● **WHAT YOU SHOULD DO**
From the first line to the last, output the material exactly.

● **GIVEN ENTRIES**
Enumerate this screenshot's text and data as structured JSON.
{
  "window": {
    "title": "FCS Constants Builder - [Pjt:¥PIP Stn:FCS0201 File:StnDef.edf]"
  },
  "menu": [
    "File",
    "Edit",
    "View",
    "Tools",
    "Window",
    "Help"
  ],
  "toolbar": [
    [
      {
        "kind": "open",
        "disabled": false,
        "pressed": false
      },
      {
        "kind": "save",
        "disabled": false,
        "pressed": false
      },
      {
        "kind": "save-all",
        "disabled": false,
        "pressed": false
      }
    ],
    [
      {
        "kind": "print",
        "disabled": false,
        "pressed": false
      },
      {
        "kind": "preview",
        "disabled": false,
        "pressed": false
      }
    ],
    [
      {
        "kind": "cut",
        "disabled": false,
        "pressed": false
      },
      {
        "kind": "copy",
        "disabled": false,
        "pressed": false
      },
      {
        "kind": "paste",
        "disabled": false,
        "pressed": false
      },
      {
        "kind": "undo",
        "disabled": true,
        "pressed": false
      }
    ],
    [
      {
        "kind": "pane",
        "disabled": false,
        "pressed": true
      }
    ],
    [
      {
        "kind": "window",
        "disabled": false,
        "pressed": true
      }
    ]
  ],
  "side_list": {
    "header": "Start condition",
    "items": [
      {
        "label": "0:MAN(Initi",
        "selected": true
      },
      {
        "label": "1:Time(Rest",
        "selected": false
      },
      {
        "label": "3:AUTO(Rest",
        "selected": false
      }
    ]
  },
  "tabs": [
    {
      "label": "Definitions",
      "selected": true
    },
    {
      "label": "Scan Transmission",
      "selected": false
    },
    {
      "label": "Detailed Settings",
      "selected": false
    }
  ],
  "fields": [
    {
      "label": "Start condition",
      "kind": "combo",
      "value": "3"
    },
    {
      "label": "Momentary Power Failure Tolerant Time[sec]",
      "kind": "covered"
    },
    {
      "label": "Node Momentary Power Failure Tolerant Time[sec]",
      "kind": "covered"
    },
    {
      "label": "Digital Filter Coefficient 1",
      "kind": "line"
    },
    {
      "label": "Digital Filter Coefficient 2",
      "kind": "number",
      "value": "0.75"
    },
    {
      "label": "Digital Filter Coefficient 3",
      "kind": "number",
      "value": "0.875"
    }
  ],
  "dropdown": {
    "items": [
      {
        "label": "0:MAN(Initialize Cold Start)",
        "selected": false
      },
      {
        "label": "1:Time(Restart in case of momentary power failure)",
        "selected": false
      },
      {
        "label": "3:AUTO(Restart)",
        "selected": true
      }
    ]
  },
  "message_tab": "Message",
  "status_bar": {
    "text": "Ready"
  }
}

● **RESPONSE TO THIS TASK**
Enumerate this screenshot's text and data as structured JSON.
{
  "window": {
    "title": "FCS Constants Builder - [Pjt:¥PIP Stn:FCS0201 File:StnDef.edf]"
  },
  "menu": [
    "File",
    "Edit",
    "View",
    "Tools",
    "Window",
    "Help"
  ],
  "toolbar": [
    [
      {
        "kind": "open",
        "disabled": false,
        "pressed": false
      },
      {
        "kind": "save",
        "disabled": false,
        "pressed": false
      },
      {
        "kind": "save-all",
        "disabled": false,
        "pressed": false
      }
    ],
    [
      {
        "kind": "print",
        "disabled": false,
        "pressed": false
      },
      {
        "kind": "preview",
        "disabled": false,
        "pressed": false
      }
    ],
    [
      {
        "kind": "cut",
        "disabled": false,
        "pressed": false
      },
      {
        "kind": "copy",
        "disabled": false,
        "pressed": false
      },
      {
        "kind": "paste",
        "disabled": false,
        "pressed": false
      },
      {
        "kind": "undo",
        "disabled": true,
        "pressed": false
      }
    ],
    [
      {
        "kind": "pane",
        "disabled": false,
        "pressed": true
      }
    ],
    [
      {
        "kind": "window",
        "disabled": false,
        "pressed": true
      }
    ]
  ],
  "side_list": {
    "header": "Start condition",
    "items": [
      {
        "label": "0:MAN(Initi",
        "selected": true
      },
      {
        "label": "1:Time(Rest",
        "selected": false
      },
      {
        "label": "3:AUTO(Rest",
        "selected": false
      }
    ]
  },
  "tabs": [
    {
      "label": "Definitions",
      "selected": true
    },
    {
      "label": "Scan Transmission",
      "selected": false
    },
    {
      "label": "Detailed Settings",
      "selected": false
    }
  ],
  "fields": [
    {
      "label": "Start condition",
      "kind": "combo",
      "value": "3"
    },
    {
      "label": "Momentary Power Failure Tolerant Time[sec]",
      "kind": "covered"
    },
    {
      "label": "Node Momentary Power Failure Tolerant Time[sec]",
      "kind": "covered"
    },
    {
      "label": "Digital Filter Coefficient 1",
      "kind": "line"
    },
    {
      "label": "Digital Filter Coefficient 2",
      "kind": "number",
      "value": "0.75"
    },
    {
      "label": "Digital Filter Coefficient 3",
      "kind": "number",
      "value": "0.875"
    }
  ],
  "dropdown": {
    "items": [
      {
        "label": "0:MAN(Initialize Cold Start)",
        "selected": false
      },
      {
        "label": "1:Time(Restart in case of momentary power failure)",
        "selected": false
      },
      {
        "label": "3:AUTO(Restart)",
        "selected": true
      }
    ]
  },
  "message_tab": "Message",
  "status_bar": {
    "text": "Ready"
  }
}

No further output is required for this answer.